Tiffany Garrett

Help And How To

There is a big difference between a 3D model and a 3D model designed for 3D printing. 3D printing of a model requires that there are many specific parameters on the model in order for the print to be accurate. For example, too much overhang on the print will cause the printer to try to print in the air, making it fibrous, or it may simply roll up the model if you don't use supports. However, by using supports, you can leave scratches on the surface of the print, which then need to be sanded down before the print looks good.

So what's the answer?

Ideally, you want to be able to minimize overhangs and supports on your model before you print it, and this is where separation comes into play. Using the split feature in 3D Builder, you can cut the model into several smaller pieces along certain planes. or axles to reduce the need for support or eliminate overhangs. In this how-to guide, we will be using this rocket ship model made by hayling99 on Thingiverse to show where and how to cut. As you can see, if you were trying to print it the way it is now, you will either need a lot of support at the bottom or you will see the whole model fall apart during printing.

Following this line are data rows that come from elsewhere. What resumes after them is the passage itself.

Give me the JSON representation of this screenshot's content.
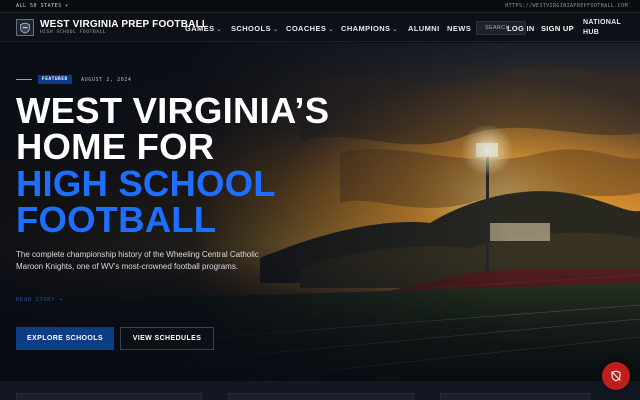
{
  "topbar": {
    "states_label": "ALL 50 STATES ▾",
    "url": "HTTPS://WESTVIRGINIAPREPFOOTBALL.COM"
  },
  "nav": {
    "brand": "WEST VIRGINIA PREP FOOTBALL",
    "brand_sub": "HIGH SCHOOL FOOTBALL",
    "links": [
      {
        "label": "GAMES",
        "dropdown": true
      },
      {
        "label": "SCHOOLS",
        "dropdown": true
      },
      {
        "label": "COACHES",
        "dropdown": true
      },
      {
        "label": "CHAMPIONS",
        "dropdown": true
      },
      {
        "label": "ALUMNI",
        "dropdown": false
      },
      {
        "label": "NEWS",
        "dropdown": false
      }
    ],
    "search_placeholder": "SEARCH",
    "login": "LOG IN",
    "signup": "SIGN UP",
    "hub_line1": "NATIONAL",
    "hub_line2": "HUB"
  },
  "hero": {
    "badge": "FEATURED",
    "date": "AUGUST 2, 2024",
    "title_white": [
      "WEST VIRGINIA’S",
      "HOME FOR"
    ],
    "title_blue": [
      "HIGH SCHOOL",
      "FOOTBALL"
    ],
    "description": "The complete championship history of the Wheeling Central Catholic Maroon Knights, one of WV's most-crowned football programs.",
    "read_story": "READ STORY →",
    "primary_button": "EXPLORE SCHOOLS",
    "secondary_button": "VIEW SCHEDULES"
  },
  "colors": {
    "accent_blue": "#1e6fff",
    "button_blue": "#0e3d86",
    "badge_blue": "#0f3b8c",
    "eyebrow_gold": "#d4a017",
    "fab_red": "#c01d1d"
  },
  "icons": {
    "logo": "shield-logo-icon",
    "fab": "shield-off-icon"
  }
}
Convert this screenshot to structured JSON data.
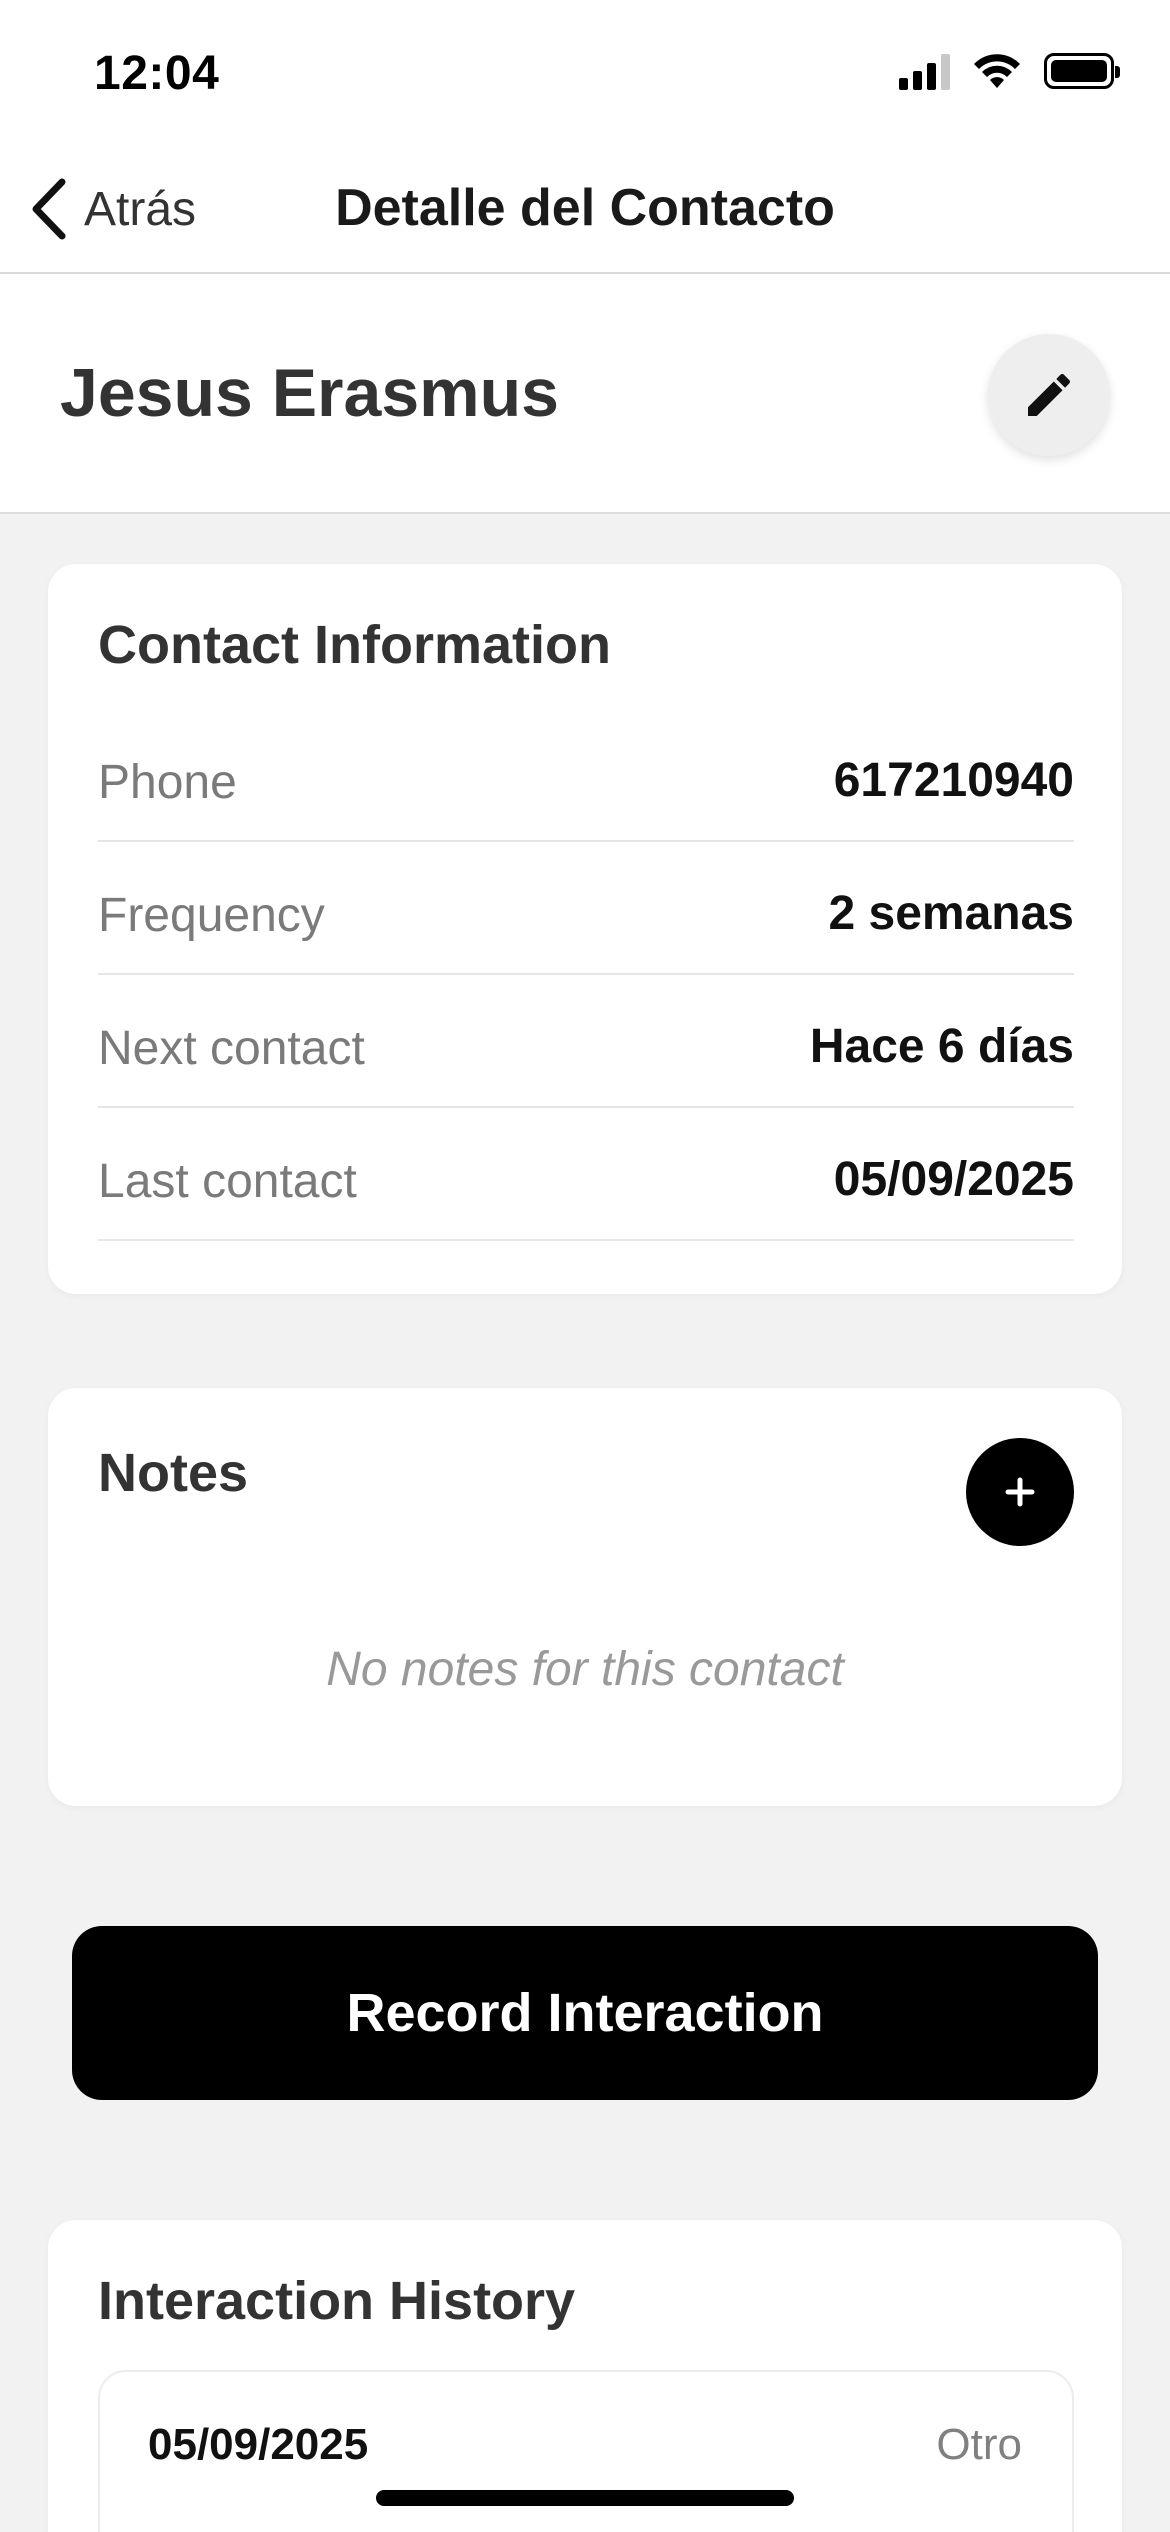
{
  "status_bar": {
    "time": "12:04",
    "signal_icon": "cellular-signal-icon",
    "wifi_icon": "wifi-icon",
    "battery_icon": "battery-icon"
  },
  "nav": {
    "back_label": "Atrás",
    "title": "Detalle del Contacto"
  },
  "contact": {
    "name": "Jesus Erasmus",
    "edit_icon": "pencil-icon"
  },
  "contact_information": {
    "title": "Contact Information",
    "rows": [
      {
        "label": "Phone",
        "value": "617210940"
      },
      {
        "label": "Frequency",
        "value": "2 semanas"
      },
      {
        "label": "Next contact",
        "value": "Hace 6 días"
      },
      {
        "label": "Last contact",
        "value": "05/09/2025"
      }
    ]
  },
  "notes": {
    "title": "Notes",
    "add_icon": "plus-icon",
    "empty_text": "No notes for this contact"
  },
  "record_button_label": "Record Interaction",
  "interaction_history": {
    "title": "Interaction History",
    "items": [
      {
        "date": "05/09/2025",
        "type": "Otro"
      }
    ]
  },
  "colors": {
    "background": "#f2f2f2",
    "card": "#ffffff",
    "primary_button": "#000000",
    "label_gray": "#7a7a7a"
  }
}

Step by step

  1. Open 3D Builder and select Open to select your model.
  2. Select Edit tab in the top menu.
  3. Select the split action from the edit menu.
  4. Select Keep both option from the split menu.
  5. Position the cutting plane using the rotation gyroscope.
  6. Select Cut to select your choice.
  7. Select Made to complete your selection.
  8. Select the Object tab from the top menu.
  9. Select the floating model, then click Solve .
  10. Rotate the bottom model 180 degrees.
  11. Repeat steps 8 and 9 to Solve the bottom object.
  12. Select Save as and save as .STL file.


Slicing a 3D model with 3D Builder is incredibly easy, much easier than most applications, even Tinkercad - in Tinkercad you need to create two square holes and then two copies of the model and group them to make slices - a few simple mouse clicks and the 3D builder will do it. The hardest part is deciding where to cut and how many cuts you will need. Working through our demo of the rocket, you can see that the cut is high enough that the thrusters can be placed upside down on a flat print bed. It also makes it much easier to align the prints to stick them together.

When you select "Split" on the "Edit" tab, you need to make sure you select the "Keep Both" option, otherwise the 3D Designer will assume that you don't want to keep some models and delete them, which can be difficult. Now you have a cutting plane, you can choose the position where you want to cut it. I went just above the engines and then decided to make a second cut above the fuselage so that all printed parts were about the same height. By keeping the prints the same height, you increase the layer cooling time, giving small layers, like the nose point, enough time to cool down so they don't look ugly and melt.

Read more: Tinkercad vs. 3D Builder

Once you've finished your slices, it's important to make sure all models are properly oriented so that no overhangs are left or that any of them require minimal support. As you can see in the model, now that it's sliced, no support is needed anywhere. It would be great if we could do this with all models, but unfortunately you will have to use a support from time to time, although if your overhang is less than 35 degrees your printer should handle it just fine.

After you have rotated them all in the correct direction, you can choose how to place the models. This will drop onto the print platform and make it easy to print them.

Learn more